Several people whose opinions I respect have mentioned Marc Freedman and his organization, Civic Ventures, so I found myself listening to an interview with Freedman on AARP’s Prime Time Radio. Talking about his new book (Encore: Finding Work That Matters in the Second Half of Life), Freedman declares the nature of what it means to grow older in America to be “under radical revision. For a long time the dream in this country was liberation from labor. Now it’s becoming a dream around the freedom to work.” [emphasis his]
Interesting point, and substantiated by all sorts of statistics about older workings staying in the labor market after 65, and baby boomers planning to do so. But what really made me prick up my ears was a comment by interview Mike Cuthbert: “Saying that ‘sixty is the new 40’ drives me crazy, because it reinforces the concept that younger is better.” That’s the subject of a December post about “Youth creep”, and I loved Freedman’s response: “Sixty is the new 60.” Pointing out that the concept of adolescence didn’t exist until the beginning of the 20th century, he says we’re inventing a new stage of life between the end of first careers and actual, full-time retirement. The people octo- and nonagenarians I’m studying are outliers, but it looks as though they’re going to have a lot more company in the decades to come.
3 thoughts on ““Sixty’s the new 60.””
Your website is a validation of our work in the positive aging movement. We at 2young2retire.com believe that retirement is an artificial deadline that is wasting the experience, wisdom and unique talents of our mature population. It is time to send the concept into museums and history books now that most of us will be alive and well 20 to 30 years past our full time jobs.
Society needs us to stay engaged, learning and vital. Continuing to work, on our own terms, will be a great contribution to our well being, our families and society.
Some years ago, as I was researching material for a book, I had the pleasure to meet and interview women, ages 65-95, who were still working in their fields and still passionate about what they were doing. I was a bit younger when I did that, and thought of these women as “older” and unusual. They were all high achieving in the fields of the hard sciences and the arts. They grew up before the time when women left the home to make a name for themselves in the public sphere. The research morphed into a book called Women Who Could…and Did: Lives of 26 Exemplary Artists and Scientists.
Now Boomer women have had more opportunity and cultural acceptance about working and striving and making a difference in the world through their work. So, of course they’ll want to continue to do what gave them a lot of satisfaction during their mid-years. At least, they’ll want to find a way to continue to use their energy, skills, and wisdom in some “work” forum.
My blog, http://www.RetirementAsYouWantIt.com, targets Boomers, men and women, who want to create a “retirement” that includes some productive activity…something that they believe adds value to the world. That can be paid employment, entrepreneurship, volunteering, mentoring, caregiving, lifelong learning…as well as recreation and leisure activities.
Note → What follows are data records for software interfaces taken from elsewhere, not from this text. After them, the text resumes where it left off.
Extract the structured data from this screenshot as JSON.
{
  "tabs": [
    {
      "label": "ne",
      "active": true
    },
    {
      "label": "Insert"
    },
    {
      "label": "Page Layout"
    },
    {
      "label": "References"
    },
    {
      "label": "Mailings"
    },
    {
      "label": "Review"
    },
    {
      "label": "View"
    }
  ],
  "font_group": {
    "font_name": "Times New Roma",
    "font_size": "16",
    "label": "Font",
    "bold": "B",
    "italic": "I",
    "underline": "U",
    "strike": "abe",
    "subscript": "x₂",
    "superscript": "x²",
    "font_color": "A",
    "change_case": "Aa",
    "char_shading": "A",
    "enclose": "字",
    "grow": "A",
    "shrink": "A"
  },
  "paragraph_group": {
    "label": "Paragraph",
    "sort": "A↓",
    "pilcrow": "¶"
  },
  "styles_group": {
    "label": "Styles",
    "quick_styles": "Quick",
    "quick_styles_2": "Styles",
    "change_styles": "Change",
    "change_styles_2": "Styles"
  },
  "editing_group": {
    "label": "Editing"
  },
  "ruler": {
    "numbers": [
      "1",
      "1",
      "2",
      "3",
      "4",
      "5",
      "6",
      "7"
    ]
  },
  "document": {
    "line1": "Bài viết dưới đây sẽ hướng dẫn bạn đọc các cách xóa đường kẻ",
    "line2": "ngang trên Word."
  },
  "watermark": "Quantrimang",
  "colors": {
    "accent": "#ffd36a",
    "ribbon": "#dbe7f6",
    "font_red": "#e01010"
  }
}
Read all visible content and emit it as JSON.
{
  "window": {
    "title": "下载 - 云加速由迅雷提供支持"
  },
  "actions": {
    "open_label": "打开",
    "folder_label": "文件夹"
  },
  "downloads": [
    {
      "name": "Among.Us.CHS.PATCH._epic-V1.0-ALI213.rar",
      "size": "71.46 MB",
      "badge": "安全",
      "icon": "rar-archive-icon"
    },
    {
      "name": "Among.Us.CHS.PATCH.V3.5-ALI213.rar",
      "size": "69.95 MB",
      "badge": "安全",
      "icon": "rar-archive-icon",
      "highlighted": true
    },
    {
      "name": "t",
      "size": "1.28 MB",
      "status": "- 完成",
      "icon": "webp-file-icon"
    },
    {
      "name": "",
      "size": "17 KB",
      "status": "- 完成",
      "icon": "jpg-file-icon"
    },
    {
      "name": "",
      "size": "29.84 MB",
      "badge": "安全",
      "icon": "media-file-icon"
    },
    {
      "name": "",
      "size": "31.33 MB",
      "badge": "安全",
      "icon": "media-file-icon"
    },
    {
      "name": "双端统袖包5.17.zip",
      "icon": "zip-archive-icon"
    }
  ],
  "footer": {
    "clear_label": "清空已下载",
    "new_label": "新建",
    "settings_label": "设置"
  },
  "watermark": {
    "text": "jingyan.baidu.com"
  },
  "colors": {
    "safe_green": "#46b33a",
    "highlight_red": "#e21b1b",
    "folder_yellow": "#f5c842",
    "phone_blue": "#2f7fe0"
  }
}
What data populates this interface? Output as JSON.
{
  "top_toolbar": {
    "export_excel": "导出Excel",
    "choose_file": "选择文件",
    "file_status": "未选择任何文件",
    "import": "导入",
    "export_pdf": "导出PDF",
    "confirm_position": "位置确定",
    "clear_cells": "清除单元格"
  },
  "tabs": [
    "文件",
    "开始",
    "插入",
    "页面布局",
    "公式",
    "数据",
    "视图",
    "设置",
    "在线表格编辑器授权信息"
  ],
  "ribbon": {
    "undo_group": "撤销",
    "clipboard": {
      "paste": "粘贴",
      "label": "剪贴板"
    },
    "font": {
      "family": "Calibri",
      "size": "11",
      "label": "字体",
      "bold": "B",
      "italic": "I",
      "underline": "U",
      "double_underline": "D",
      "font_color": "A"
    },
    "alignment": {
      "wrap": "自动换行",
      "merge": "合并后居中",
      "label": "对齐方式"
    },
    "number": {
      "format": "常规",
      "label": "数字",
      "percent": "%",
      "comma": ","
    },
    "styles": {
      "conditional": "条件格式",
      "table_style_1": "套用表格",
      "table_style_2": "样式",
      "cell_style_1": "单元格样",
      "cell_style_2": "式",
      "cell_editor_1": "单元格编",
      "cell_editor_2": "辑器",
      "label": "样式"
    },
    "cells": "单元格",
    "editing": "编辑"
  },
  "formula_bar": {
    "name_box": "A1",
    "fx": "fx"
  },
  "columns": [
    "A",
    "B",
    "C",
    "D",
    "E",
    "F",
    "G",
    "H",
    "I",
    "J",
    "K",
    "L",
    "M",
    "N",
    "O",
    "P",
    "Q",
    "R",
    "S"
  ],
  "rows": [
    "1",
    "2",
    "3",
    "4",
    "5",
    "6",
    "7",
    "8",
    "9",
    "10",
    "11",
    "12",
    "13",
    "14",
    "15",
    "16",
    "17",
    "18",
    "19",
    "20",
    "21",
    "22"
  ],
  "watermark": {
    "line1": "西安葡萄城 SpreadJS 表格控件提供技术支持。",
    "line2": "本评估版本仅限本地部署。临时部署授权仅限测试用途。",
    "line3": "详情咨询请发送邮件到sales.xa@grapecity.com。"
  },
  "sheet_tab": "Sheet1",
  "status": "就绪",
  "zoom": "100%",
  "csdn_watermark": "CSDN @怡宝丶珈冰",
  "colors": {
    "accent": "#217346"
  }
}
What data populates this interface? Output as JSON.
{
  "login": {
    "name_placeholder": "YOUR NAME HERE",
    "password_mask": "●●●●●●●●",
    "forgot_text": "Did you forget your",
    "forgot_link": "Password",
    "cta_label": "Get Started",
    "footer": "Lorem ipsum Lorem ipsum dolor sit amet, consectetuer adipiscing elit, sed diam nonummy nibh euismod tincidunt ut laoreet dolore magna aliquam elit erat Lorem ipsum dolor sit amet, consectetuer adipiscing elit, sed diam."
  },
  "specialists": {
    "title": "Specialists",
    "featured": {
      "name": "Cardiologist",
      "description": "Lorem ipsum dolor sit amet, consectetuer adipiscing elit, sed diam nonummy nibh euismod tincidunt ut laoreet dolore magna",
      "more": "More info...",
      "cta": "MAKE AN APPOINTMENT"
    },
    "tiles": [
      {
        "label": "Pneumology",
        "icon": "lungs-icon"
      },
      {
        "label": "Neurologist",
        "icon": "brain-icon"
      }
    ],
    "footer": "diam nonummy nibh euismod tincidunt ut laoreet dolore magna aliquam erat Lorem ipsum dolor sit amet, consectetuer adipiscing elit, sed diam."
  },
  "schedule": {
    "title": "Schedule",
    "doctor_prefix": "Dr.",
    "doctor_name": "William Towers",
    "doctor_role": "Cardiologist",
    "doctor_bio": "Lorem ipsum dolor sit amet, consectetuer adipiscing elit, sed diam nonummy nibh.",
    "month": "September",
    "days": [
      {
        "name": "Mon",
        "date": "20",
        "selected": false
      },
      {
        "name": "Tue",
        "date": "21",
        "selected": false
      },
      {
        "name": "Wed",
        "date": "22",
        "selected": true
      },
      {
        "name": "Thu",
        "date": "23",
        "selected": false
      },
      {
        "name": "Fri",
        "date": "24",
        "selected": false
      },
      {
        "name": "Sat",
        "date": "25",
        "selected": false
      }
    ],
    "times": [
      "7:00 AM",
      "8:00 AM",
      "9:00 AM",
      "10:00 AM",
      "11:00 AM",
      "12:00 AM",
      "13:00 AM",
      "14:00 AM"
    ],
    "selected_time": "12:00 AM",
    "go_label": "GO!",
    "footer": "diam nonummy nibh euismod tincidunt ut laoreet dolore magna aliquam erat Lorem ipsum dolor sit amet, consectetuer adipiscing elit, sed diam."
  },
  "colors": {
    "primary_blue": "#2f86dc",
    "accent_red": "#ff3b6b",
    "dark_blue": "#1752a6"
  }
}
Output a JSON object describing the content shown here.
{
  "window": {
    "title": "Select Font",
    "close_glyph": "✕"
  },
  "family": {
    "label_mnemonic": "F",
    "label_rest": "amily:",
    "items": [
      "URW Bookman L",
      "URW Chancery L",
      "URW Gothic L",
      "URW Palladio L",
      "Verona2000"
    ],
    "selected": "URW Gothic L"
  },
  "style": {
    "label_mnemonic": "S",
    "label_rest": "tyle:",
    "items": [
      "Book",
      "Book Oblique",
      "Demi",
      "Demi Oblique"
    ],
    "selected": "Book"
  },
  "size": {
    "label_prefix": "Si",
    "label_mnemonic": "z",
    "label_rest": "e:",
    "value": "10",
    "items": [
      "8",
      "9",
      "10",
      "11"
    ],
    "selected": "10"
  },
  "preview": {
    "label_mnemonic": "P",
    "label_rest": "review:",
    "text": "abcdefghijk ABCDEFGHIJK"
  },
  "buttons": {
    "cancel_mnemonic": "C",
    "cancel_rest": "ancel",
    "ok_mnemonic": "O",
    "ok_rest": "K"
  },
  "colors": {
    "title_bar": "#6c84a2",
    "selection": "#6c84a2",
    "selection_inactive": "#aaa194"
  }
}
Having the freedom to choose from that smorgasbord of delicacies is what marks many of our Boomers who are anticipating retirement.
It’s great to find a blog that celebrates the energy of people at work into their later years!
it seems intuitively obvious why high-achievers — artists, scientists, people with their own businesses — keep on the job as long as possible. as a life coach, how you advise ordinary working people who may not have a "passion", or see
it as such? what questions should i be asking these octogenarians in order to help those readers? thanks.